I also list the company’s needs. Then, I opt for a quote that explains her team’s most recent actions and catches up to the present moment. Until now, it was all dealing with the past. Now we are here. The timing has changed.

Singleton also is proactively updating core systems: financial systems, forecasting and budgeting tools, and property management, point-of-sale, and sales and catering systems. While she has her eye on next-gen technology, especially cloud and mobile, she’s more focused on creating a sound foundation.

While Singleton’s previous experiences had equipped her with the requisite skills to usher Omni into an advanced technological era, her new employment presented a different kind of challenge. During an assessment with human resources after six months in the position, Singleton discovered her coworkers thought highly of her innovation, business acumen, and communications. Where she fell short: culture. From the outset, Singleton expected this. But, recognizing the amalgamation of technology and business, she immediately jumped at the chance to develop a new side of herself. As a result, Singleton went to work building rapport with her peers and has taken on the mantra, “People, process, technology.”

10. Just when we think that Kris has nailed it at Omni, this paragraph tells us the story isn’t over. Despite all of her successes, there’s an area that presents her with another growth opportunity. This is interesting because we’re winding down the article, yet presenting another problem…One obviously unsolvable in one more paragraph. This opens up our minds to the idea that we’re in the middle of it with her, that after we finish reading the article, Kris and her team will still be out there, working on improving: both Omni and themselves.

“My focus,” she says, “is how I continue to add value and enable business opportunities through technology innovation.”

11. I end with a quote from her, that’s carries us forward with her focus for the future.

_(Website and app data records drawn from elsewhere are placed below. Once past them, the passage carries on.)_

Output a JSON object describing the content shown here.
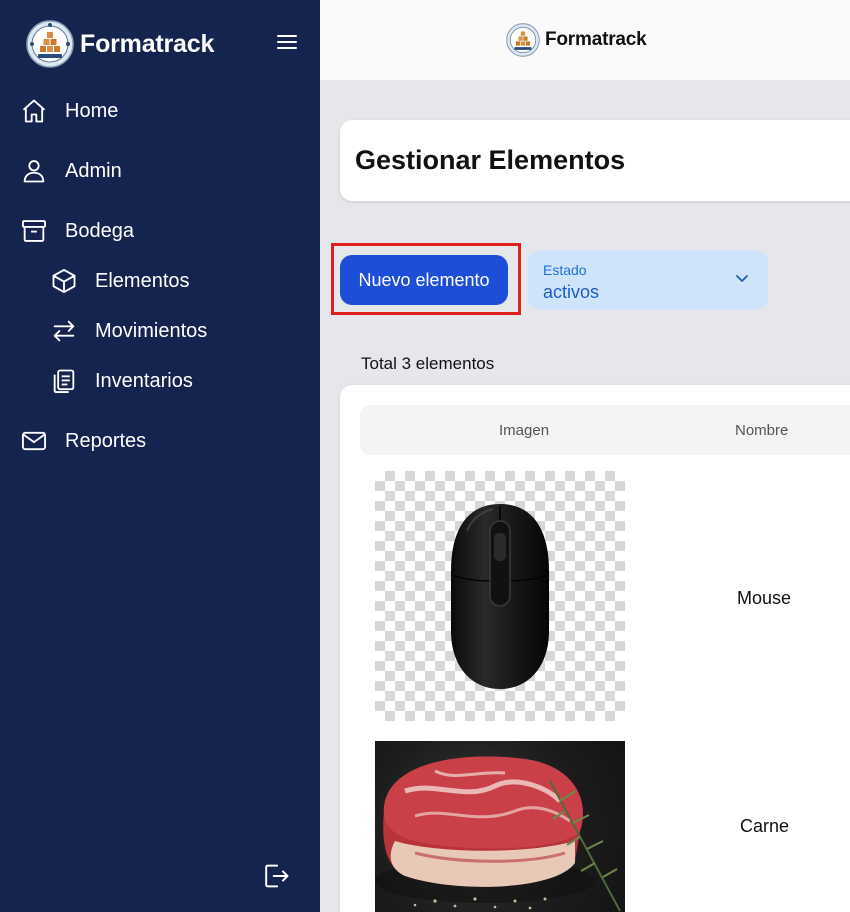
{
  "sidebar": {
    "brand": "Formatrack",
    "items": [
      {
        "label": "Home",
        "icon": "home-icon"
      },
      {
        "label": "Admin",
        "icon": "user-icon"
      },
      {
        "label": "Bodega",
        "icon": "archive-box-icon"
      },
      {
        "label": "Elementos",
        "icon": "cube-icon"
      },
      {
        "label": "Movimientos",
        "icon": "arrows-exchange-icon"
      },
      {
        "label": "Inventarios",
        "icon": "clipboard-list-icon"
      },
      {
        "label": "Reportes",
        "icon": "envelope-icon"
      }
    ]
  },
  "topbar": {
    "brand": "Formatrack"
  },
  "main": {
    "title": "Gestionar Elementos",
    "new_button": "Nuevo elemento",
    "filter": {
      "label": "Estado",
      "value": "activos"
    },
    "total": "Total 3 elementos",
    "table": {
      "columns": [
        "Imagen",
        "Nombre"
      ],
      "rows": [
        {
          "name": "Mouse",
          "image": "mouse-photo"
        },
        {
          "name": "Carne",
          "image": "meat-photo"
        }
      ]
    }
  },
  "colors": {
    "sidebar_bg": "#15244f",
    "primary": "#1d4ed8",
    "highlight": "#e01f1f",
    "select_bg": "#cfe3fb"
  }
}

A subtle way to cut out of the article, step out of the latest challenge she’s facing, and look towards the future (both figuratively and literally).


So, if I had to pick, what’s the one lesson I’d want you to take away from this?

You can highlight your company by way of celebrating your employees. By talking about Kris, her talents, her goals, her contributions, we learn about what matters to Omni.

What an amazing way to humanize your business.

Other Points to Keep in Mind:

  • Voice: As this is written for a professional magazine that goes out to the top VPs nationwide, I kept the tone more formal and professional. You’ll notice the difference with the content on my own blog, which uses more colorful language, a conversational tone.
  • Because there is limited word count for this article, the writing is tight. Meaning each word serves a purpose. There is no fluff, no allowance for superfluous language.
  • This is a quick but informative read. A lot of details in a small amount of space.
  • What makes a great article is it’s ability to answer questions the reader might have about that specific angle of a topic. The more questions it answers, the more satisfied a reader leaves the experience. With this article, we find out how Kris got started, what specific objectives she has for herself in different positions, how she comes to a problem, her focus in those situations, the specific challenges she faced, the specifics she used to overcome them, how she did it, and what she’s looking to do for the future. It’s a decent story of her growth from then to now and how that will continue for tomorrow.
  • What I love is that by seeing the challenges and the focus of Kris, we really get an idea of who she is. Her strength, her perseverance, the way she handles difficult situations.